We are all grateful to Vernon for his efforts both in this event, and in the 2002 family reunion in Dayton MN.
The Collette family ancestor, Denys, his brother, Charles, and their spouses, donated the land for the St. Lambert church in 1850. 2003 was the sesquicentennial celebration for the parish.
St. Lambert is a small rural community just south of Quebec City, on the shores of the Chaudiere River.
A Tribute to Dr. Vernon Sell
(December 21, 1933-August 13. 2003)
By Dick Bernard
Collette cousin Vernon Sell (above, at left) and I met for the first time in July, 1981, at his home in Madison WI. I was in the early stages of my interest in family history, and I think Vernon was at a similar point in his interest in his roots.
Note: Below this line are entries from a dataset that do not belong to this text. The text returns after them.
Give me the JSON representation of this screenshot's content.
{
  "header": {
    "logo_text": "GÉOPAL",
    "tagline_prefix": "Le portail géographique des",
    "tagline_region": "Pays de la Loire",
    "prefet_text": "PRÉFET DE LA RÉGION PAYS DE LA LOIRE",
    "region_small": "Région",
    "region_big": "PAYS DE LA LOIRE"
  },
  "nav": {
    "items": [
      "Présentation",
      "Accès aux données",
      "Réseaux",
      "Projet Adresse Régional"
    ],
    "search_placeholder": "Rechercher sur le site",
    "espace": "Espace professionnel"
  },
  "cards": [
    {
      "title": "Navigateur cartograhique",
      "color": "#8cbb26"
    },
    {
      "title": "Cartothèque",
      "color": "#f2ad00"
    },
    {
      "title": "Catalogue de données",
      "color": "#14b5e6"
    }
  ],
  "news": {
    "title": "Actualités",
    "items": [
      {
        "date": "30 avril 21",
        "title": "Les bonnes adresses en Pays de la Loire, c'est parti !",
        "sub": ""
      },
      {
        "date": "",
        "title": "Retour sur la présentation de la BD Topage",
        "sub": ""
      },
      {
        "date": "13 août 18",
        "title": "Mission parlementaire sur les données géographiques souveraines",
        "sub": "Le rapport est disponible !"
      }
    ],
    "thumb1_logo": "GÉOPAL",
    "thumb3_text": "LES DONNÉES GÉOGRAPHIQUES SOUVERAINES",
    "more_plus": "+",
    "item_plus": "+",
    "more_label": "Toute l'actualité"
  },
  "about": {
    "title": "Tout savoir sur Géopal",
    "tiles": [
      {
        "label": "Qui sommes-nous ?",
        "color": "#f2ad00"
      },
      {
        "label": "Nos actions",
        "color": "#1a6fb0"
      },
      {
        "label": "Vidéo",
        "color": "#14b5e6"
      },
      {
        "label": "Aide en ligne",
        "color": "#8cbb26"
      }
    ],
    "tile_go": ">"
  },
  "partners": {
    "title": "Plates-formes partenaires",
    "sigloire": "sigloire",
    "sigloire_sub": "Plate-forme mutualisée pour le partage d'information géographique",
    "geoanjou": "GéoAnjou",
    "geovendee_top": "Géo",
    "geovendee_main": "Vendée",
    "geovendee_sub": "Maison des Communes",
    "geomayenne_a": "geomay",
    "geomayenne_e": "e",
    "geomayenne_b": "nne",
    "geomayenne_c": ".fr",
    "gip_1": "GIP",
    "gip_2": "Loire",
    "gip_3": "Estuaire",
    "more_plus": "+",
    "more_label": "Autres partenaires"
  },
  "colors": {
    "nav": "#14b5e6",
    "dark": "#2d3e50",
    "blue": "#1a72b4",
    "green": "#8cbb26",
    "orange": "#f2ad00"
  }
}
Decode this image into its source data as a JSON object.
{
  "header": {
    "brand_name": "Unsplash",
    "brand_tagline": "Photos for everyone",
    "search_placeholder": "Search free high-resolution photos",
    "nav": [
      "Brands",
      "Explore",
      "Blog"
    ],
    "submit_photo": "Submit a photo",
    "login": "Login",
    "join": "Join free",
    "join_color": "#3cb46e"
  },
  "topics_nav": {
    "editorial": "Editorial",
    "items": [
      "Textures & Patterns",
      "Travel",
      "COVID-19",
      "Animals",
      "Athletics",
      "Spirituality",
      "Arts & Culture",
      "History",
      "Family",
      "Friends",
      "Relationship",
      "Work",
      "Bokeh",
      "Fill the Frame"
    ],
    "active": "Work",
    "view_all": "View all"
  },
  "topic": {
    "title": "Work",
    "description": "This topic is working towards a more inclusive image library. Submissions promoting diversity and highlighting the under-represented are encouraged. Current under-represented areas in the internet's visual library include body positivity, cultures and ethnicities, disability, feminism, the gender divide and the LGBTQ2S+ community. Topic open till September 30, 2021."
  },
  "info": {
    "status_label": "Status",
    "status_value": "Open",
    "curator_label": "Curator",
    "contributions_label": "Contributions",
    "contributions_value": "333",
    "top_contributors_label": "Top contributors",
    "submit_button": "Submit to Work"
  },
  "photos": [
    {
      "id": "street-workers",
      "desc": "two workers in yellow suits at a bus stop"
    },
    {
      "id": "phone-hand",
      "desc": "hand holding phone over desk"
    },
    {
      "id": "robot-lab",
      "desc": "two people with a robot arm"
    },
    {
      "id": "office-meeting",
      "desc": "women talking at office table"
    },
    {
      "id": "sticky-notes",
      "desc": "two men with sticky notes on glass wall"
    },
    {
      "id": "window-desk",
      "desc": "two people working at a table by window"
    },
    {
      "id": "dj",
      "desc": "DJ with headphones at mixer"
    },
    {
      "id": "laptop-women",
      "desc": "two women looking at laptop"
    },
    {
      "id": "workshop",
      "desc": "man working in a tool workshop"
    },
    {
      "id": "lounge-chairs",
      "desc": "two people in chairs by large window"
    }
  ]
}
We were in infrequent but regular contact from time to time over the subsequent years, always connecting on Collette family matters.
I did not realize that he was very seriously ill this summer; it was not his way, apparently, to share such news.
But it seems that his knowledge of the seriousness of his illness spurred him on to do what he could to finish family matters. This he did, admirably, with the 2002 and 2003 Collette reunions major accomplishments.
It was a triumph of the spirit that he was in St. Lambert (Quebec) Church July 27, 2003, to formally present the Collette family plaque. As best I know, the plaque was his idea, and his passion to carry through to fruition. And just two weeks before he died, Vernon gave the plaque its permanent home in the Collette family ancestral church.
There remains on this earth at least one tangible gift from Vernon: a metal plaque on a church wall in Quebec.
But the greater gift by far is his example of vision, courage and perseverance in attaining a goal.
From his life and too early death let us learn lessons of living well which we might apply to ourselves.
Thank you, Vernon. Rest in Peace.
The formal presentation of the plaque was at the 10 a.m. Mass on Sunday, July 27, 2003.